▼

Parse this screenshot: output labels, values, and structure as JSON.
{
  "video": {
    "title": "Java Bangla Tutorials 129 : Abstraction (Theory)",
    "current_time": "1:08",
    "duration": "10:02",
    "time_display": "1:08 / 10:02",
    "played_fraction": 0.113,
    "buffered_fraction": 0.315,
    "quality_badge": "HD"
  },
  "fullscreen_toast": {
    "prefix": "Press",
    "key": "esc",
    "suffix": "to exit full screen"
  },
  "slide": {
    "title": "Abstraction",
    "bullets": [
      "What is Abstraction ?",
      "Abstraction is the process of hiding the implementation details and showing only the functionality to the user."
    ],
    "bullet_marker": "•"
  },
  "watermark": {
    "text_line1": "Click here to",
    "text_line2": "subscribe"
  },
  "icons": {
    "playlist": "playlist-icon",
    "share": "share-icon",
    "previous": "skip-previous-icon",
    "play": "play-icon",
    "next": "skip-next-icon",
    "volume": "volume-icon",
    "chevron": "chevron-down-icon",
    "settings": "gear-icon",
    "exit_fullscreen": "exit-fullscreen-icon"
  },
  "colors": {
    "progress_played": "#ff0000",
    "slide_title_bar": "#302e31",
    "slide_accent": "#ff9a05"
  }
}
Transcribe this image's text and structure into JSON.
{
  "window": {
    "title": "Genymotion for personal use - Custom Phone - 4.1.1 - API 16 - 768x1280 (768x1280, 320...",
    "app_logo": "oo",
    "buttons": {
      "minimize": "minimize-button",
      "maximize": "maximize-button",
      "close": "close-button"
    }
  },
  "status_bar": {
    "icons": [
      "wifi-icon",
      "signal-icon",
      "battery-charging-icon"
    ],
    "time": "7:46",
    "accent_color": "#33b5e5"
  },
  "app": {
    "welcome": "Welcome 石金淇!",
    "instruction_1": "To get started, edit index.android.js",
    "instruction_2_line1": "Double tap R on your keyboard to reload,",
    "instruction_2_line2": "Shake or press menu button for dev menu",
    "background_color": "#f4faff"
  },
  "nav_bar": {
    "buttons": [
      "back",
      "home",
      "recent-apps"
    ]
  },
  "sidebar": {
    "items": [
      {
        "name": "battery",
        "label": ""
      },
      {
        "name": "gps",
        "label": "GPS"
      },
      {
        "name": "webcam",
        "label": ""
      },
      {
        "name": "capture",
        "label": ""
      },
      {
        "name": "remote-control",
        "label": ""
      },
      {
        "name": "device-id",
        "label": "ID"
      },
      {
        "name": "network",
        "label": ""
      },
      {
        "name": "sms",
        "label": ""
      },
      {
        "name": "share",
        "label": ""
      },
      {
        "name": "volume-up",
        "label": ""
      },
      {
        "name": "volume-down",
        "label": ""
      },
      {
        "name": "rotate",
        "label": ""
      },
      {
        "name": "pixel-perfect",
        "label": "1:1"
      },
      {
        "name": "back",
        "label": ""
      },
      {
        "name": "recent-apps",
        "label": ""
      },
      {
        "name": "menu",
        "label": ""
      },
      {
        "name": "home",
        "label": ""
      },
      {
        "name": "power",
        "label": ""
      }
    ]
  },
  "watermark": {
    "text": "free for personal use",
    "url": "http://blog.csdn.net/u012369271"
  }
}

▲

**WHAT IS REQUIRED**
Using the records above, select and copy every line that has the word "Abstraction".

**EXERCISE RESULT**
    "title": "Java Bangla Tutorials 129 : Abstraction (Theory)",
    "title": "Abstraction",
      "What is Abstraction ?",
      "Abstraction is the process of hiding the implementation details and showing only the functionality to the user."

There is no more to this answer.